[WHAT IS NEEDED] Please print all of the records that follow with nothing altered.

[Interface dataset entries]
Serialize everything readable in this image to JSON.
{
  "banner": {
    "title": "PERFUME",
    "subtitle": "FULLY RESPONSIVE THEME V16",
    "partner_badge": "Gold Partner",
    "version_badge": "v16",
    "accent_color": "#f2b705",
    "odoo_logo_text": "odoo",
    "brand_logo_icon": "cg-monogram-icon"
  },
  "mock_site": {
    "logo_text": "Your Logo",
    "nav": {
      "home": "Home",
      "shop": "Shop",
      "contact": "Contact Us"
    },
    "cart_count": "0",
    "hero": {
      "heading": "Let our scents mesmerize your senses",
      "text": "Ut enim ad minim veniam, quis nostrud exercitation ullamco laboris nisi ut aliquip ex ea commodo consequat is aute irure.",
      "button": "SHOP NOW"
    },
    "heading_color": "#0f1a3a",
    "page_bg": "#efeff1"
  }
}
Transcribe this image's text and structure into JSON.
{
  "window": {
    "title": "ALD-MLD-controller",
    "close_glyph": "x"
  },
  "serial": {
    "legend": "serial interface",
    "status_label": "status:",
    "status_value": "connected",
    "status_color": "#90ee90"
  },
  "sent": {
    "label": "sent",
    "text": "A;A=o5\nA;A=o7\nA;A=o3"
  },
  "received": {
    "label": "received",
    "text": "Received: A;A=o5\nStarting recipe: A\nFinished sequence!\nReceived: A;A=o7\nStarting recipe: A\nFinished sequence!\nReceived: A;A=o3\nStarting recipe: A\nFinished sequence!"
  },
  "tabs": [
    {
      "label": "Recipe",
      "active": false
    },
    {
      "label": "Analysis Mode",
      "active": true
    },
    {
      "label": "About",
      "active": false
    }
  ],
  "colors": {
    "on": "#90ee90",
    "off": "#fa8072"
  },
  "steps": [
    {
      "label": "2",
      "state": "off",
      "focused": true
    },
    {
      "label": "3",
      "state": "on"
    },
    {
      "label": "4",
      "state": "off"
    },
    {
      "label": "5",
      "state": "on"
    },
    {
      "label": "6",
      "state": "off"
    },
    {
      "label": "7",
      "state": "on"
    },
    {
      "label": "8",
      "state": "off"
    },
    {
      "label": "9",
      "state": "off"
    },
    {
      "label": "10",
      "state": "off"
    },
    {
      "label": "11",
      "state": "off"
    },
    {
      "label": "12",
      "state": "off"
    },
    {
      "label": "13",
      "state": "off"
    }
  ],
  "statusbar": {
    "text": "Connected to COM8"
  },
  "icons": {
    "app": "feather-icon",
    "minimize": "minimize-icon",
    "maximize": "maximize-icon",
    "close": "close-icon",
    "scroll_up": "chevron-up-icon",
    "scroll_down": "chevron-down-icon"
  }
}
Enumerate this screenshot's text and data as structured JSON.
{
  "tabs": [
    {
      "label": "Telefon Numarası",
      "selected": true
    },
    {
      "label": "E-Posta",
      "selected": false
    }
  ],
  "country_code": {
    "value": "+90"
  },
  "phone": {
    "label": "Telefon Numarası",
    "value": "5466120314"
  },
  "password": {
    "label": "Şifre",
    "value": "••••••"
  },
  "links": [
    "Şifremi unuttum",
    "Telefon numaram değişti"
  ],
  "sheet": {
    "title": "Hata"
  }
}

[ANSWER BELOW]
Serialize everything readable in this image to JSON.
{
  "banner": {
    "title": "PERFUME",
    "subtitle": "FULLY RESPONSIVE THEME V16",
    "partner_badge": "Gold Partner",
    "version_badge": "v16",
    "accent_color": "#f2b705",
    "odoo_logo_text": "odoo",
    "brand_logo_icon": "cg-monogram-icon"
  },
  "mock_site": {
    "logo_text": "Your Logo",
    "nav": {
      "home": "Home",
      "shop": "Shop",
      "contact": "Contact Us"
    },
    "cart_count": "0",
    "hero": {
      "heading": "Let our scents mesmerize your senses",
      "text": "Ut enim ad minim veniam, quis nostrud exercitation ullamco laboris nisi ut aliquip ex ea commodo consequat is aute irure.",
      "button": "SHOP NOW"
    },
    "heading_color": "#0f1a3a",
    "page_bg": "#efeff1"
  }
}
Transcribe this image's text and structure into JSON.
{
  "window": {
    "title": "ALD-MLD-controller",
    "close_glyph": "x"
  },
  "serial": {
    "legend": "serial interface",
    "status_label": "status:",
    "status_value": "connected",
    "status_color": "#90ee90"
  },
  "sent": {
    "label": "sent",
    "text": "A;A=o5\nA;A=o7\nA;A=o3"
  },
  "received": {
    "label": "received",
    "text": "Received: A;A=o5\nStarting recipe: A\nFinished sequence!\nReceived: A;A=o7\nStarting recipe: A\nFinished sequence!\nReceived: A;A=o3\nStarting recipe: A\nFinished sequence!"
  },
  "tabs": [
    {
      "label": "Recipe",
      "active": false
    },
    {
      "label": "Analysis Mode",
      "active": true
    },
    {
      "label": "About",
      "active": false
    }
  ],
  "colors": {
    "on": "#90ee90",
    "off": "#fa8072"
  },
  "steps": [
    {
      "label": "2",
      "state": "off",
      "focused": true
    },
    {
      "label": "3",
      "state": "on"
    },
    {
      "label": "4",
      "state": "off"
    },
    {
      "label": "5",
      "state": "on"
    },
    {
      "label": "6",
      "state": "off"
    },
    {
      "label": "7",
      "state": "on"
    },
    {
      "label": "8",
      "state": "off"
    },
    {
      "label": "9",
      "state": "off"
    },
    {
      "label": "10",
      "state": "off"
    },
    {
      "label": "11",
      "state": "off"
    },
    {
      "label": "12",
      "state": "off"
    },
    {
      "label": "13",
      "state": "off"
    }
  ],
  "statusbar": {
    "text": "Connected to COM8"
  },
  "icons": {
    "app": "feather-icon",
    "minimize": "minimize-icon",
    "maximize": "maximize-icon",
    "close": "close-icon",
    "scroll_up": "chevron-up-icon",
    "scroll_down": "chevron-down-icon"
  }
}
Enumerate this screenshot's text and data as structured JSON.
{
  "tabs": [
    {
      "label": "Telefon Numarası",
      "selected": true
    },
    {
      "label": "E-Posta",
      "selected": false
    }
  ],
  "country_code": {
    "value": "+90"
  },
  "phone": {
    "label": "Telefon Numarası",
    "value": "5466120314"
  },
  "password": {
    "label": "Şifre",
    "value": "••••••"
  },
  "links": [
    "Şifremi unuttum",
    "Telefon numaram değişti"
  ],
  "sheet": {
    "title": "Hata"
  }
}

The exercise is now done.